Besides the aesthetics, there have been numerous tweaks in terms of gameplay and it results in some impressive end to end action. The AI is improved, as are the physics. Attacking is intuitive and within minutes of picking up the controller you’ll be bombing down the court, creating vital space and then slamming the ball into the basket with aplomb. The new Shot Meter that sits beneath each player is a welcome addition too, offering some visual feedback as to when is best to release the ball for a shot - although you may find you spend your time looking at your players’ feet to see the guide rather than your team mates and what is happening around the rest of the court.
 
Not everything can be great, and the biggest problem I have with this game is the load times. The videos of Shaq and Ernie are fun, but there are a lot of instances where all you have to stare at is a counter ticking up to 100. They just take way too long by today’s standards. That coupled with how the servers are currently behaving is enough to drive me away a bit, as I found myself getting lost in my phone while I tried to connect or just get into a game. These aren’t deal-breakers though, and the 2K NBA series really has come a long way.
 
Another superlative effort, NBA 2K16 almost does everything right for another year. But there's simply no escaping how poor the online component of the game is, thanks to 2K Sport's lacklustre servers. On-court, where it really counts, the experience is still unmatched, with fantastic commentary, slick gameplay, total authenticity and attention to detail.

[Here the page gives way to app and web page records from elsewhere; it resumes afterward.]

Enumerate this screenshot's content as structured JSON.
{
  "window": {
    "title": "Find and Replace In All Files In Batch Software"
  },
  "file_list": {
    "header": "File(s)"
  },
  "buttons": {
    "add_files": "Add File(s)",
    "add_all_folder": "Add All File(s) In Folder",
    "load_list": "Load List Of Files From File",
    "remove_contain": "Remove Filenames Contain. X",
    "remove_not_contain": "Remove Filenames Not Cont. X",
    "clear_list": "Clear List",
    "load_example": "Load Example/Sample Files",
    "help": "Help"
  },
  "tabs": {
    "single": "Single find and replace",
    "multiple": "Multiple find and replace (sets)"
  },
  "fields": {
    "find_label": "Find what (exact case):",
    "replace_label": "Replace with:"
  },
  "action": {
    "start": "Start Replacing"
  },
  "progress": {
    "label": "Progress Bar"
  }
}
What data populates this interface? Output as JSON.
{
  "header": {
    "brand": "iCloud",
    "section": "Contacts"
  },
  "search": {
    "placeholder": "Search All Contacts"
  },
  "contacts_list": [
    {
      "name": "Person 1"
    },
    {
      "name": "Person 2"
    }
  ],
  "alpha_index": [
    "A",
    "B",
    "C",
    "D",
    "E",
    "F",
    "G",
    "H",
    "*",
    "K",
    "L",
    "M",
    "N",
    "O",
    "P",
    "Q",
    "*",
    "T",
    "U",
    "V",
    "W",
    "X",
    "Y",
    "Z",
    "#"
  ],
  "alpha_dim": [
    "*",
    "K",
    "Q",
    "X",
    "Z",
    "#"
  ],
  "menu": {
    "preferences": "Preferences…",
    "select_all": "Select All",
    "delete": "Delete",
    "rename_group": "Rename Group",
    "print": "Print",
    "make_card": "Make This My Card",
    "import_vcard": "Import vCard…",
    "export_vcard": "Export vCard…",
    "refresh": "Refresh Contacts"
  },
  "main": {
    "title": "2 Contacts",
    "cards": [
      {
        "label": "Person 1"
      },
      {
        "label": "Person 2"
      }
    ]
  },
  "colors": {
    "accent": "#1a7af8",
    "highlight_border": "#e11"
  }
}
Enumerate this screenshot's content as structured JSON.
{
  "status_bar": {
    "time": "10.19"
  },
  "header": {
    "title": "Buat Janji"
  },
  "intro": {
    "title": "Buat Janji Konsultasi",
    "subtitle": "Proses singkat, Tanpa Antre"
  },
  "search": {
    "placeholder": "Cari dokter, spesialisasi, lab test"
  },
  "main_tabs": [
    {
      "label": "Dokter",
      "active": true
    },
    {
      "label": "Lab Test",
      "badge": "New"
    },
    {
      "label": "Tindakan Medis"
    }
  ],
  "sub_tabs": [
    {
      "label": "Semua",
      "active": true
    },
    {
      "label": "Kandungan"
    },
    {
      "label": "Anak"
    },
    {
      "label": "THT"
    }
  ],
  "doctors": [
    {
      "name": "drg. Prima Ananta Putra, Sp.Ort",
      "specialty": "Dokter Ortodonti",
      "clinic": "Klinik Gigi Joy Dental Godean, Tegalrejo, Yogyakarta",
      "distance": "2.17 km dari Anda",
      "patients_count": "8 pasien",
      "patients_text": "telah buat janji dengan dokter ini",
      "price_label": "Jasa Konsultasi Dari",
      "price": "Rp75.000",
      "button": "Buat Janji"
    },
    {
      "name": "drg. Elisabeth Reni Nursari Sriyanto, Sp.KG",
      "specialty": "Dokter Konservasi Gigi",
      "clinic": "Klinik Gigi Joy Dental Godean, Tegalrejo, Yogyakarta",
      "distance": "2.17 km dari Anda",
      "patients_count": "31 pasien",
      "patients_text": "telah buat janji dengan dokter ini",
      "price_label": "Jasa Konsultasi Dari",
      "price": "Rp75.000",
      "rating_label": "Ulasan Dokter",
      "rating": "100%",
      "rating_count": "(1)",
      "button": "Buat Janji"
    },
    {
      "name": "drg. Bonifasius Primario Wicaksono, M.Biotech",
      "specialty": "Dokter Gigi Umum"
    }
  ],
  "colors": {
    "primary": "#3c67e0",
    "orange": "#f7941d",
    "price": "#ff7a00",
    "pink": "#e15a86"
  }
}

There's still loads of room for improvement though, especially in MyPark, which at present features a bit too much hanging around and waiting to get a game going. Assuming it even works properly, of course.